Every now and then we had a chance to get out and sample some local cuisine. In a strip shopping center we found a jewel: Frank's. I hear there are places like Frank's all over New Jersey, Italian-American restaurants that are not what experts would call AUTHENTIC Italian but rather, a cuisine that has evolved over time from Italian immigrants using the ingredients available in America.  Frank's had everything you could want, but most impressive on the menu was anything involving Meatballs. During the past 10 years or so any time we sampled a meatball dish anywhere, it was judged as follows: "Are they as good as Frank's?"  So when I watched Ina Garten making spaghetti and meatballs on Barefoot Contessa with the simplest of ingredients, I had to try it.  By the way, I have made a resolution to try to be more like Ina Garten, she is ALWAYS smiling, frequently laughing and seems to genuinely appreciate the people and wonders around her.

Back to the meatballs Adapted from Ina Garten Back to Basics (this recipe makes 16 good sized meatballs)
1 lb ground chuck
1/2 lb ground veal
1/2 lb ground pork
1c fresh bread crumbs
1/4 c dried bread crumbs
2T Italian parsley minced
1 egg beaten
1/2 c grated parmesan
2 tsp salt
1/2 t ground pepper
3/4 c warm water
Ina throws in 1/4 tsp nutmeg... WSH has issues with nutmeg.. that's all I'm sayin.

Mix it together with clean hands but handle it gently. Don't squish it through your fingers, just gently mix and fluff it. Form the meatballs and heat 1/4 in oil in a skillet. I used half olive oil and half canola for a higher smoke point. Cook them about ten minutes flipping over about halfway through. You want to brown the outside.,, not cook them through. When browned remove to a platter. Depending on the size of your skillet you most likely will need to do this in 2 batches to avoid overcrowding the pan.
Once all meatballs are browned, pour off the excess oil but leave the brown bits in the pan. Add a little fresh olive oil to the pan and scrape up the bits. Then add the following:

1c onion diced (cook ten minutes) then add
1 1/2 tsp garlic minced (cook one minute do not brown)
1/2 c red wine (I used veal stock instead)
28 oz can of chopped, diced or pureed tomatoes
1 T chopped Italian parsley
1 1/2 t salt
1 1/2 t pepper
* I added about 2 T tomato paste for body and a little sweetness

Place the browned meatballs in the sauce and cook for 25-30 minutes.

Heat water in a large pot and add salt, then cook your pasta of choice as the meatballs reach the end of cooking.
 I like to marry the pasta with the sauce in the sauce pan for a few minutes before serving. Reserve a cup of pasta cooking water in case you need to thin things out. I used Montebello Linguine and plated with a little extra parsley and some chopped basil leaves, also a sprinkling of parmesan.

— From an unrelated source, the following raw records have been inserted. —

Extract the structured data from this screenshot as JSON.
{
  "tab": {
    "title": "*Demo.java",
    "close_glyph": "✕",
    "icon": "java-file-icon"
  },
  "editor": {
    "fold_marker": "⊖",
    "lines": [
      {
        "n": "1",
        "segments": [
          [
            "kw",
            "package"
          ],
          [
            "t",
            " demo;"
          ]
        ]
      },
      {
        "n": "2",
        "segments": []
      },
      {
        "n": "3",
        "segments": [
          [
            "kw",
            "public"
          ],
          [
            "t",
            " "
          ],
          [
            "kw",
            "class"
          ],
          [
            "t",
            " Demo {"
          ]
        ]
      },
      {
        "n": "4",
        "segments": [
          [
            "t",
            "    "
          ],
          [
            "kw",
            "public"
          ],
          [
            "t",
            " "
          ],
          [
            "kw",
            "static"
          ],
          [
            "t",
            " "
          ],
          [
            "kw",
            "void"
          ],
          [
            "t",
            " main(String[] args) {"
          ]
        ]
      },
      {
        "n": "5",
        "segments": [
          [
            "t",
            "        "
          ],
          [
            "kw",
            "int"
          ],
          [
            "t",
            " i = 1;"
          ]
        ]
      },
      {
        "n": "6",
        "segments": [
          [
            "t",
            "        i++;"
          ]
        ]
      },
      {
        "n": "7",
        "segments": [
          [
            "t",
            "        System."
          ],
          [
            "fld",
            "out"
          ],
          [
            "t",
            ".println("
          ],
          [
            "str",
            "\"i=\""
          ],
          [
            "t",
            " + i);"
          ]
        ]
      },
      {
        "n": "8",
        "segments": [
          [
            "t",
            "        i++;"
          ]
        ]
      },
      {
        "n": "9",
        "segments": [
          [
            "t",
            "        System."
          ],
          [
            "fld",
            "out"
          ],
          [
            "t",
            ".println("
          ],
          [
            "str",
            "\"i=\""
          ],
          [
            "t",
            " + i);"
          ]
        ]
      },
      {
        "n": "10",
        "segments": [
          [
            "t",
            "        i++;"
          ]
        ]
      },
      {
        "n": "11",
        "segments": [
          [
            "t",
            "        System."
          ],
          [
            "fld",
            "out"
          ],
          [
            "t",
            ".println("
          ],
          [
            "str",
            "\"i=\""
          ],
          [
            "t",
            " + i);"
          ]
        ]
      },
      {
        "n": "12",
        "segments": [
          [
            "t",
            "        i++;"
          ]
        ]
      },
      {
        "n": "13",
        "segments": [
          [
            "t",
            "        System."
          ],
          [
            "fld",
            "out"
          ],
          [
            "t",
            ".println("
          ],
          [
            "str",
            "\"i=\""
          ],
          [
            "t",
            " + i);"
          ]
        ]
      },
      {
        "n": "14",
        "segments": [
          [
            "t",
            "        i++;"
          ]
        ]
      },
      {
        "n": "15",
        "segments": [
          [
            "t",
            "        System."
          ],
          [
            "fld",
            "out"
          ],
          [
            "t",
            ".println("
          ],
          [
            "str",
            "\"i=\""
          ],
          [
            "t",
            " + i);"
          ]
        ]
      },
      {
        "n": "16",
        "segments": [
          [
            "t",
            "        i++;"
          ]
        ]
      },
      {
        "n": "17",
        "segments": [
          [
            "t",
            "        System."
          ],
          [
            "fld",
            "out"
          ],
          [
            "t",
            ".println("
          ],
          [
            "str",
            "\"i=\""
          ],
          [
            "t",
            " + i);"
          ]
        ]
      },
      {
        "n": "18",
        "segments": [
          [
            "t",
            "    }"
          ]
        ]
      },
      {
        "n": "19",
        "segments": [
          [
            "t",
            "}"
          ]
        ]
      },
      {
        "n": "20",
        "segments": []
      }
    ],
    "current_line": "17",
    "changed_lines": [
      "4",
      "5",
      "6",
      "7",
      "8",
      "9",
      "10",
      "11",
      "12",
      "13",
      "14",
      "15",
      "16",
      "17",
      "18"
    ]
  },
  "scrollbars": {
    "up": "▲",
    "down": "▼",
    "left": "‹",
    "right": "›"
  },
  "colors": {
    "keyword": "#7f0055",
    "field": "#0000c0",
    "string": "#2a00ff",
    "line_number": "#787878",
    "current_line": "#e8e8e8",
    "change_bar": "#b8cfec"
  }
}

Kind of a messy plating but we were hungry!  And the verdict? Are they as good as Franks? I am happy to say they are even better! That's a very good thing because as far as I know, there's nothing like Franks in the Atlanta area.
Happy Meatballing!
See you soon.